### MATERIAL FOR THIS TASK
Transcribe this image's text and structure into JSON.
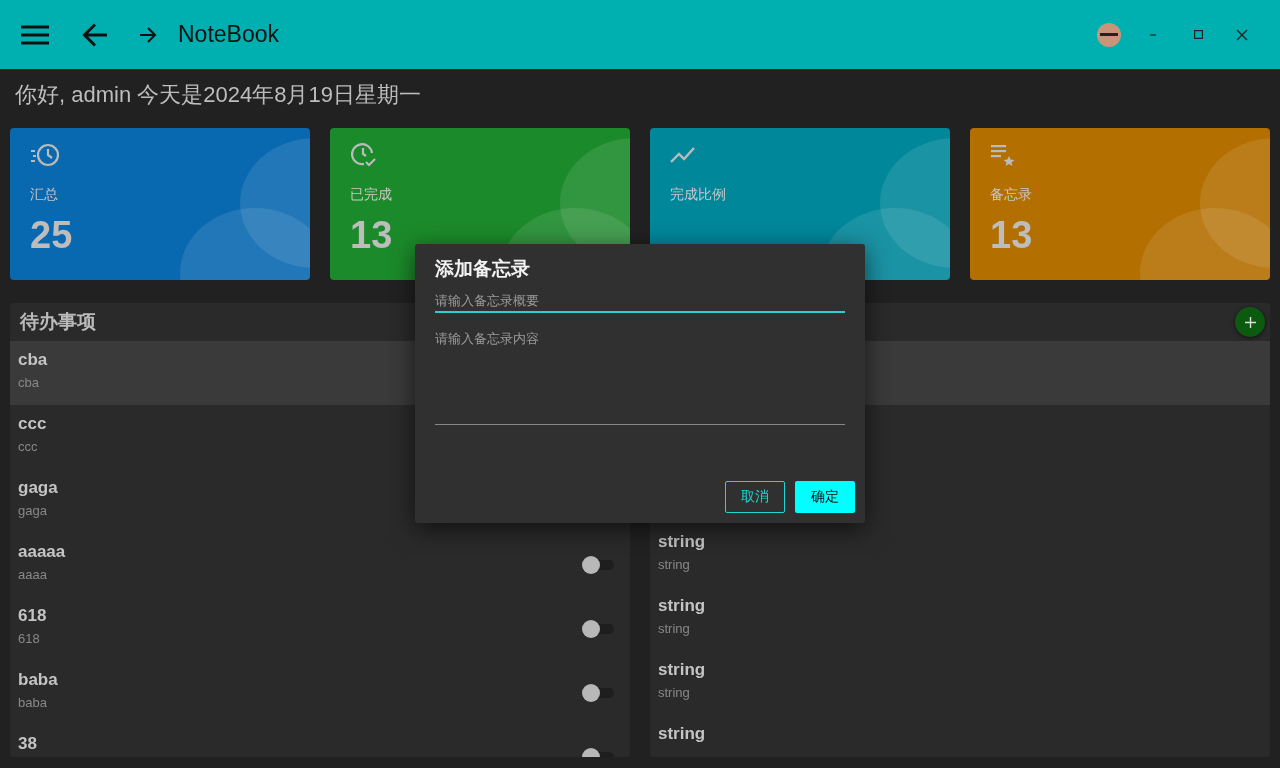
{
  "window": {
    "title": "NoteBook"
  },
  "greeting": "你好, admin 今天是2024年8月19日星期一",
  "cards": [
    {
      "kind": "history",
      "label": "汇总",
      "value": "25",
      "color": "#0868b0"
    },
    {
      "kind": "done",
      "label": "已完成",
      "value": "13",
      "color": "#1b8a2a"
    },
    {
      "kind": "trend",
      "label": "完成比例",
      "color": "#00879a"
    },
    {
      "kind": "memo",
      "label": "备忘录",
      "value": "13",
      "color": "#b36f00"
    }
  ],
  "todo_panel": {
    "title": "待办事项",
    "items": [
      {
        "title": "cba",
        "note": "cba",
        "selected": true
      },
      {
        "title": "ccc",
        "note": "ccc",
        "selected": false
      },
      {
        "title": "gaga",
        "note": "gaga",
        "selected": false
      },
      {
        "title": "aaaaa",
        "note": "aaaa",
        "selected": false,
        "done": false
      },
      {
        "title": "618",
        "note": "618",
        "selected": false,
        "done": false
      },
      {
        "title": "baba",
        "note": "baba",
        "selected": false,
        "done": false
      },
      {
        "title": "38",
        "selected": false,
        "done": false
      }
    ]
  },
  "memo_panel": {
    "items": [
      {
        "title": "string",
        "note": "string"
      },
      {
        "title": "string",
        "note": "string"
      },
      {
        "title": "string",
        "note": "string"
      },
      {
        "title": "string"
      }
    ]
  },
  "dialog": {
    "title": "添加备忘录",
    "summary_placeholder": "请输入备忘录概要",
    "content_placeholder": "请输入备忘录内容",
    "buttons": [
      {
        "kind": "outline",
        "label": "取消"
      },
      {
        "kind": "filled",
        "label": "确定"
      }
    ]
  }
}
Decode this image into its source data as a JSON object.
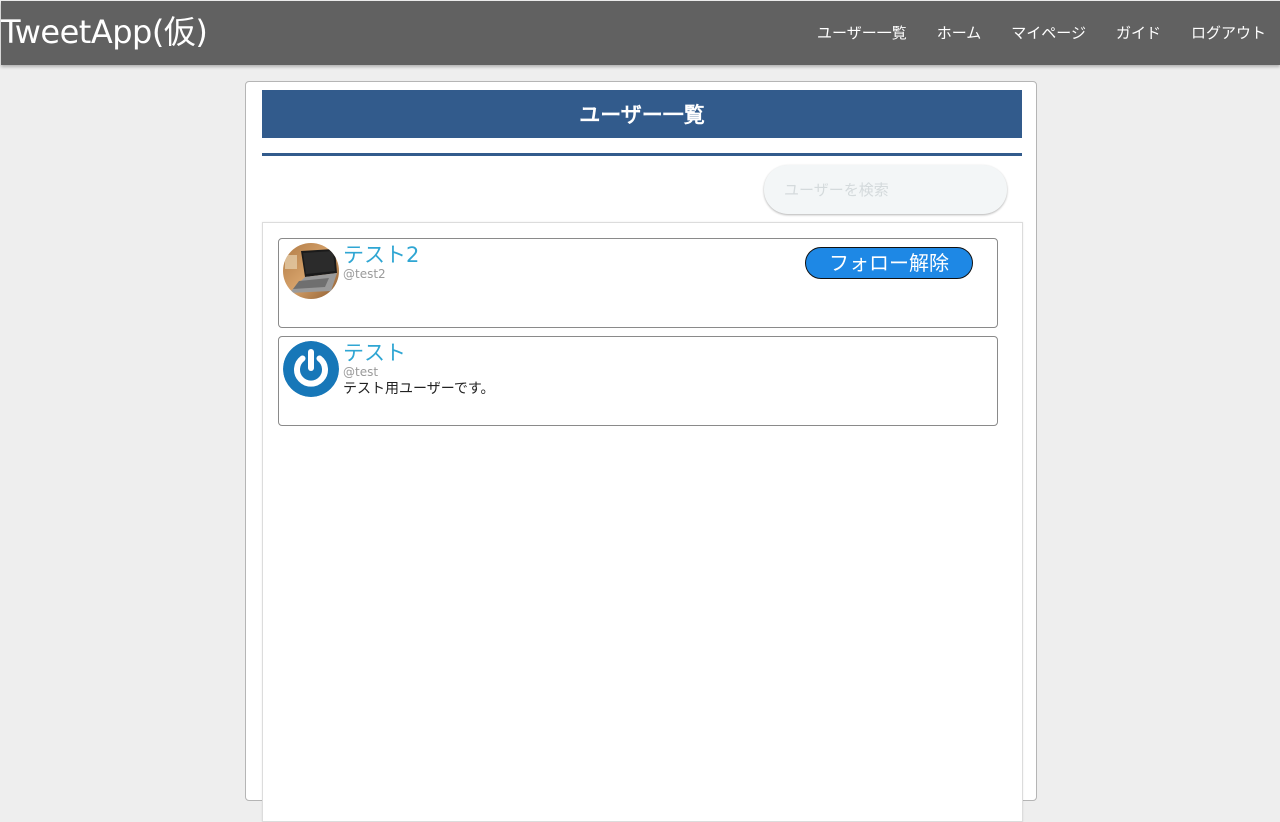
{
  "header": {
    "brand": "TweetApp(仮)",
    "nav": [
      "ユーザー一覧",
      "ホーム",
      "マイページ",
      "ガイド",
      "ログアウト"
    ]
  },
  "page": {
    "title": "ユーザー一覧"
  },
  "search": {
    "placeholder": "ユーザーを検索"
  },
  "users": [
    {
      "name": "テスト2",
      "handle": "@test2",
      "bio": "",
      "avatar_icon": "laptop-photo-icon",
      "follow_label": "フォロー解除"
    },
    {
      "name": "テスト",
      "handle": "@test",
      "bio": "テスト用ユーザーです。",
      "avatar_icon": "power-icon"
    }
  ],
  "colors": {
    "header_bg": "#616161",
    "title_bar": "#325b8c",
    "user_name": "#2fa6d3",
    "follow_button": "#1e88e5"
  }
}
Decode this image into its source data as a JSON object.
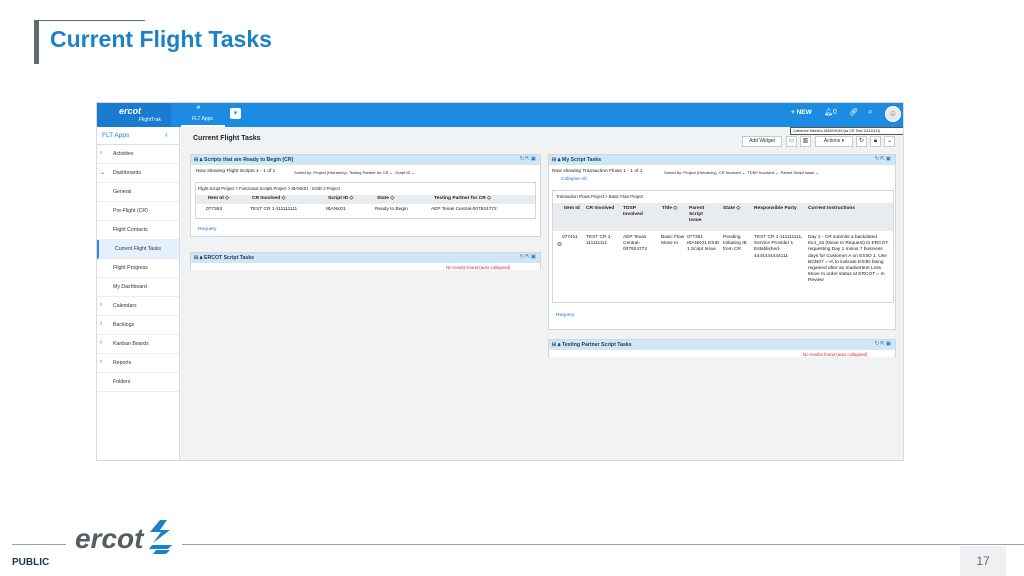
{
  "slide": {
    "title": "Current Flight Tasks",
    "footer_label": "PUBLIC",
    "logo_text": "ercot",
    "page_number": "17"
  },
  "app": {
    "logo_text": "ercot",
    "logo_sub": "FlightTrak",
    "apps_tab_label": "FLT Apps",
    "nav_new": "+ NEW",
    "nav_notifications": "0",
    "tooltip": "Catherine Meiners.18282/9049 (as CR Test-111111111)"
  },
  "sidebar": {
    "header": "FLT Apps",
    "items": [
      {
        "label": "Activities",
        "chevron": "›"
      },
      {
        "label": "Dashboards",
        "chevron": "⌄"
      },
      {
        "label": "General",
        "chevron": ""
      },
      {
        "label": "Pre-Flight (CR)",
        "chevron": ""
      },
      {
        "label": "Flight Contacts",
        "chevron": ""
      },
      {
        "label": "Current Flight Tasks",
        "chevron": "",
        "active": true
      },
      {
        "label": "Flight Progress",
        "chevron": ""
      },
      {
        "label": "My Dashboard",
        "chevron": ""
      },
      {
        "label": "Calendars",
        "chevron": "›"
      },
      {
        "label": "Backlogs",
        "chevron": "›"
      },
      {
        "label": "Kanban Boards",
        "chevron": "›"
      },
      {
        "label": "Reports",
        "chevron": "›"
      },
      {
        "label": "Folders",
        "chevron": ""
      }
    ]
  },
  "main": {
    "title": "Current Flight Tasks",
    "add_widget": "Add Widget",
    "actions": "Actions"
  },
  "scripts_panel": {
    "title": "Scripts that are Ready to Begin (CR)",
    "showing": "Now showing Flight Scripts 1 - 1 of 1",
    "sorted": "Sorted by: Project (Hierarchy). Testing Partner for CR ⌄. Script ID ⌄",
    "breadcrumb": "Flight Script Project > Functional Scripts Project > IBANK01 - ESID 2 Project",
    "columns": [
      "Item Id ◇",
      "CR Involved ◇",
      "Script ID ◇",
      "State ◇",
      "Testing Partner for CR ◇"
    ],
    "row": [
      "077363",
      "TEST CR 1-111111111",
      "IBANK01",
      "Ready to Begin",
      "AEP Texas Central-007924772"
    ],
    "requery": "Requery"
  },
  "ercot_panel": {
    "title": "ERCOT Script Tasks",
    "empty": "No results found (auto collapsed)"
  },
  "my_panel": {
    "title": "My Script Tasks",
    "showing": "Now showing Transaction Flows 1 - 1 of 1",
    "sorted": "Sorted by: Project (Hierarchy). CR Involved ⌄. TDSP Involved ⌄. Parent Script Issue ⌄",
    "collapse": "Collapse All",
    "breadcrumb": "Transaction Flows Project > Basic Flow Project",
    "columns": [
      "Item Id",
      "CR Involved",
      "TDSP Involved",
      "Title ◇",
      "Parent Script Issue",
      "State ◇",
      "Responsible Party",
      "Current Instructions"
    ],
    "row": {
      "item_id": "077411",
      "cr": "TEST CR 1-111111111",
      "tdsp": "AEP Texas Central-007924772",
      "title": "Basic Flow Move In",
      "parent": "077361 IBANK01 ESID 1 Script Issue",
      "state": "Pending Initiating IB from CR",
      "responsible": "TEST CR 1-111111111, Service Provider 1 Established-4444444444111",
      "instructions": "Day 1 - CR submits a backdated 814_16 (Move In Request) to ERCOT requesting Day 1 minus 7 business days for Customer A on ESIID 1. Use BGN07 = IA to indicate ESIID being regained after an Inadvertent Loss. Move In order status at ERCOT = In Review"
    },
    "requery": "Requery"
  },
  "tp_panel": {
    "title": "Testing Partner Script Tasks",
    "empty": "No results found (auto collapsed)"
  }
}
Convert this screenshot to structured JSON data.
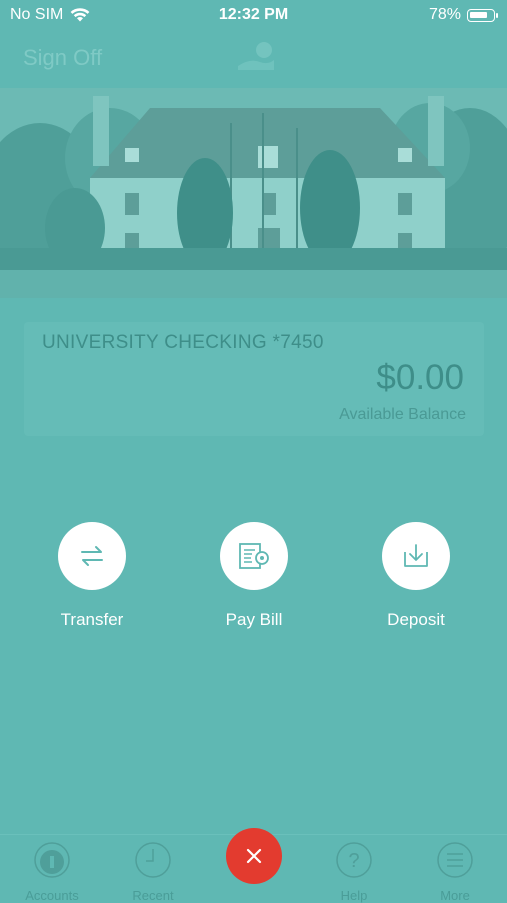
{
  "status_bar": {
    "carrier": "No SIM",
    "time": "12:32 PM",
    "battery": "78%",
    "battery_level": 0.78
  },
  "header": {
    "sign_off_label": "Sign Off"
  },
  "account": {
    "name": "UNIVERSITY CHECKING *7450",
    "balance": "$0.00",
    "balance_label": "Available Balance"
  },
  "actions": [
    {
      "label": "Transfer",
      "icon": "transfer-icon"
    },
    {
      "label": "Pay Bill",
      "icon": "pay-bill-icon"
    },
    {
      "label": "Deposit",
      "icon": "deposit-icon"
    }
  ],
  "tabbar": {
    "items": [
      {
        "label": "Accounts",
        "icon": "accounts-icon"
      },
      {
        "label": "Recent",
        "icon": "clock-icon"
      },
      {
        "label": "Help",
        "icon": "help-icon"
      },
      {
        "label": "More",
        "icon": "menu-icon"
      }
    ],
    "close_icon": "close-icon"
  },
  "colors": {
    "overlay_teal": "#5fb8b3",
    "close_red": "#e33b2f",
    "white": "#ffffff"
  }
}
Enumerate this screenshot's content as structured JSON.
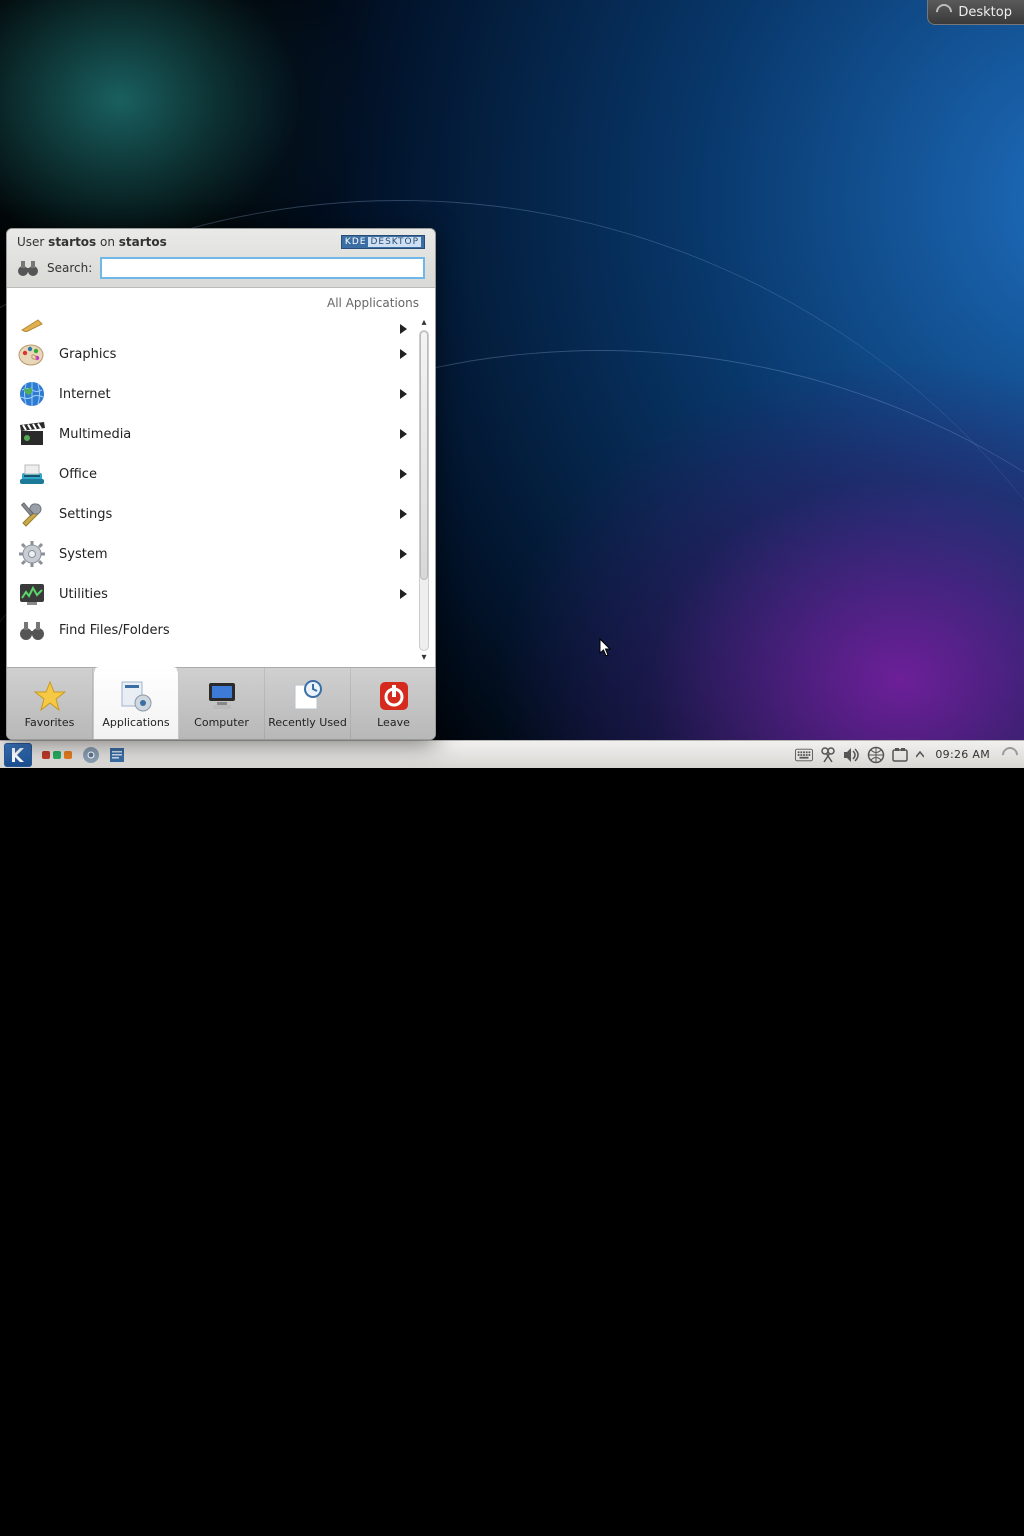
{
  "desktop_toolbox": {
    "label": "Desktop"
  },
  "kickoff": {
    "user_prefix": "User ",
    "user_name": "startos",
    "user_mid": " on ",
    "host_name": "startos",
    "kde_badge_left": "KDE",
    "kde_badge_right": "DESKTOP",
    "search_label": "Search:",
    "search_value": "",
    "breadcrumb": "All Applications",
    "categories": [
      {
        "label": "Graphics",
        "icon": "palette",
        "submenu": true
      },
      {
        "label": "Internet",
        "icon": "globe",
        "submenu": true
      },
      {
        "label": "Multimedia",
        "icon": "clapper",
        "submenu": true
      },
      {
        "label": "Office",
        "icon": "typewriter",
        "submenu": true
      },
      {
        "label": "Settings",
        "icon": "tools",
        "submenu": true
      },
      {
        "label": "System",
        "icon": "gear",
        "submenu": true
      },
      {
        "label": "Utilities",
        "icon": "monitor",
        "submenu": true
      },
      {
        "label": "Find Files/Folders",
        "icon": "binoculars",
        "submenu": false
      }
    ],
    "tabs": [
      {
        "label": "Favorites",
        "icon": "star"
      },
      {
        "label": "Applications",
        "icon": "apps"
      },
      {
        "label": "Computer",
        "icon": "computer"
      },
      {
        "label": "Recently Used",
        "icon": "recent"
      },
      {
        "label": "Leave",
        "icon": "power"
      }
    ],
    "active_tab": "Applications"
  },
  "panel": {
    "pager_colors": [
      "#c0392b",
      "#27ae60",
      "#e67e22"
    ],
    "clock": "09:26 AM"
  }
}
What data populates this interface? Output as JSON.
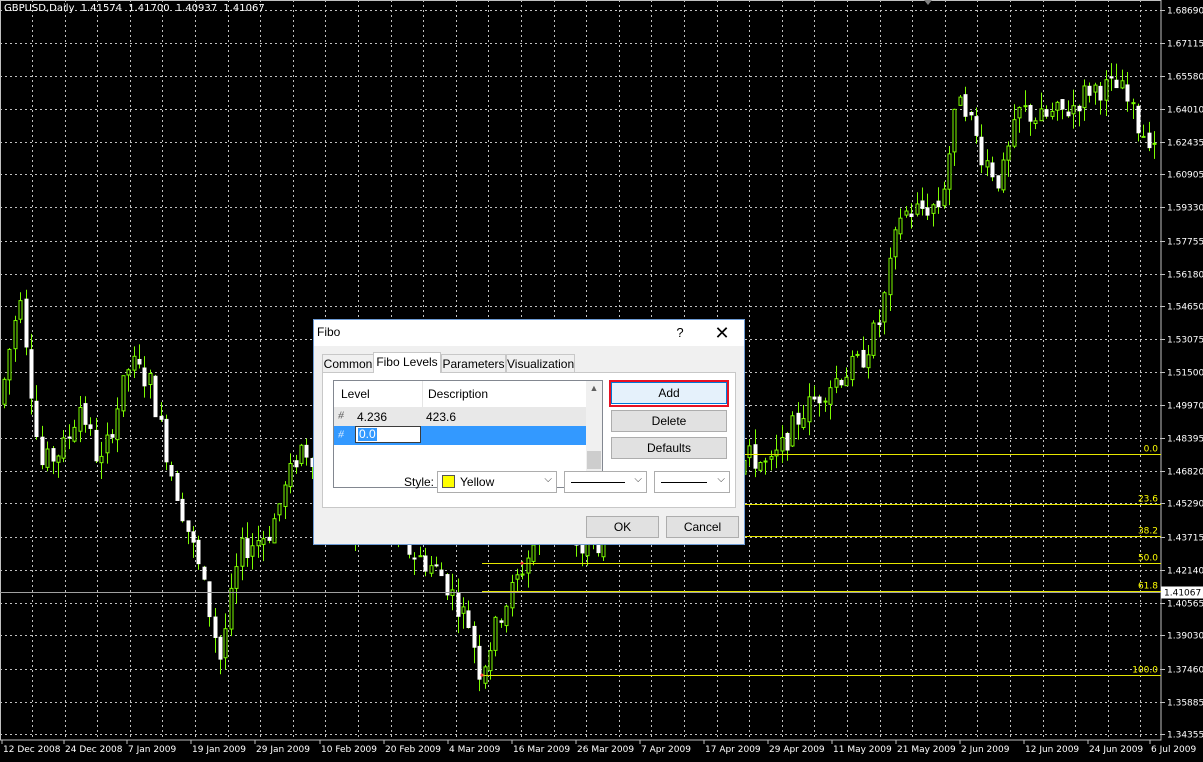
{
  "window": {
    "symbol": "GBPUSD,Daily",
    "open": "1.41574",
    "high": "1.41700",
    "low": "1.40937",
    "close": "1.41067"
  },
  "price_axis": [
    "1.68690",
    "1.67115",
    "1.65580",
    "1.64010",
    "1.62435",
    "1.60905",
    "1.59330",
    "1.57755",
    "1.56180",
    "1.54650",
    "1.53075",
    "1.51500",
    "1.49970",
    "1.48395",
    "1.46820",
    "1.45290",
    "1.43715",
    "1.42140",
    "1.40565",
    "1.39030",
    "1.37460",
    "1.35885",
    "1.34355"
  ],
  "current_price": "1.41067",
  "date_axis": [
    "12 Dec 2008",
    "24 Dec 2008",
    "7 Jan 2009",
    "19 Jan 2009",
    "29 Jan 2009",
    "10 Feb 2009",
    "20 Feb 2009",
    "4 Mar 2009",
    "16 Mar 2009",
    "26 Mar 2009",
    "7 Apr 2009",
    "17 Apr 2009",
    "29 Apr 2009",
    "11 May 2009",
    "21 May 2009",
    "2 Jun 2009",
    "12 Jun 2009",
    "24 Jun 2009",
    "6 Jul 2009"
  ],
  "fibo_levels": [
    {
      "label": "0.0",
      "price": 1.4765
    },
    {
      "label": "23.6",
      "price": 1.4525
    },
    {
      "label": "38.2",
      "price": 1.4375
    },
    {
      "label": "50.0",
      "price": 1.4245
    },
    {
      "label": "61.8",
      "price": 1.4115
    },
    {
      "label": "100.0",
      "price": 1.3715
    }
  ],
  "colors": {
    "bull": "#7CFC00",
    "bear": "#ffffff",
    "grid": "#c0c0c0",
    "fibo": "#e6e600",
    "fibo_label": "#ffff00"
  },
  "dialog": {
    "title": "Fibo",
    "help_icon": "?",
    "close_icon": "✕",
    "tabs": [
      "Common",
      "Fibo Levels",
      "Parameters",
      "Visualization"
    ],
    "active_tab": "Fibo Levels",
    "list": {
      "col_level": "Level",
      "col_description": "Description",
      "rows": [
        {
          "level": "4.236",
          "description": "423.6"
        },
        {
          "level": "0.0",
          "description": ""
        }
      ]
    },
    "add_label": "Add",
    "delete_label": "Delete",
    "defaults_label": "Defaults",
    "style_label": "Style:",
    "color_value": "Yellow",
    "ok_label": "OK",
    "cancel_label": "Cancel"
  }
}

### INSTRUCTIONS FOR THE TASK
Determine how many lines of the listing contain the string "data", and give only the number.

### SOLUTION
4